Melissa Bank, author of “The Wonder Spot,” will read at 7:30 p.m. Wednesday at Seattle’s Elliott Bay Book Co. (206-624-6600 or www.elliottbaybook.com).

All the stories are illuminated by Bank’s acute observations regarding life and love in the New Millennium. Sophie always has friends and men around, but they are not quite the right ones. She has work, but never the job she wants. Sophie doesn’t whine or complain, she moves along, always trying to internalize what she learned from the last workplace or romance.

“Trying” is the operative concept here, as Sophie keeps looking for love in all the wrong places. But this is a girl who lives in the moment.

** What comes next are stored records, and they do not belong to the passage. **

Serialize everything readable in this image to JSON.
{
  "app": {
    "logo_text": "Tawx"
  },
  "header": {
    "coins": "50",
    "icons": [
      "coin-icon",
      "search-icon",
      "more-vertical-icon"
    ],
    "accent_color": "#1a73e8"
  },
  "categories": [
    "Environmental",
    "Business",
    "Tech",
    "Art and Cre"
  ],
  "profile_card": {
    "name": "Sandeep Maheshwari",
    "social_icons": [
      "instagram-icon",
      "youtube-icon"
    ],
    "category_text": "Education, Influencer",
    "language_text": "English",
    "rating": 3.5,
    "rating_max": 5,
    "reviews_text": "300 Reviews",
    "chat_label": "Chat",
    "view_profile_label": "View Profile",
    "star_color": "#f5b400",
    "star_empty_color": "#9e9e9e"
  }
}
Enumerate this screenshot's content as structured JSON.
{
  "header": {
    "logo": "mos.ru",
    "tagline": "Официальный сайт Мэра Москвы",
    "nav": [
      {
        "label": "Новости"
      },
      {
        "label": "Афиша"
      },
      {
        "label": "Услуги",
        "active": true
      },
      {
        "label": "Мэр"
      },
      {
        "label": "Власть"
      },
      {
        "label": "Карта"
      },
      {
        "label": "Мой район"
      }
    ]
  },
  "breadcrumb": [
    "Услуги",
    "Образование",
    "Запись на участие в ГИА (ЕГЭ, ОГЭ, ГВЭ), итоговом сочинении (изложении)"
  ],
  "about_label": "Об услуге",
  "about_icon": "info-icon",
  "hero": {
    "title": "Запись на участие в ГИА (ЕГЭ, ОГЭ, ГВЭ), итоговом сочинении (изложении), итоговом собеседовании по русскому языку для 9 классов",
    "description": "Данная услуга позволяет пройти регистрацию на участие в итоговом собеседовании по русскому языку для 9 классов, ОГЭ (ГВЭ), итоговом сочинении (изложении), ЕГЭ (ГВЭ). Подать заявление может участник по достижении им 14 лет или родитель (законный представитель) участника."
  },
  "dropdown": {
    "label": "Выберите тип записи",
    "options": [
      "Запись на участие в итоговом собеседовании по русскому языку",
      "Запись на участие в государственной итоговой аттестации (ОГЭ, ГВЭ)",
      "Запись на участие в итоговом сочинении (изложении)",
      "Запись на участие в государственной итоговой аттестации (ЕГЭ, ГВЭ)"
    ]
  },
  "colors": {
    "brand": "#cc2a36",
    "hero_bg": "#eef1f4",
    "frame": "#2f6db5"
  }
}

In “The Wonder Spot,” the last story, Sophie and her decade-younger boyfriend, Seth, walk into a party in full swing and she thinks: “I am a solid trying to do a liquid’s work. … The women are young, young, young, liquidy and sweet-looking: they are batter and I am the sponge cake they don’t know they’ll become. I stand here, a long loaf, stuck to the pan.” By the end of the evening, Sophie is holding Seth’s hand and thinking, “What I feel is, Right now I am having the life I want … ” That’s often as good as it gets.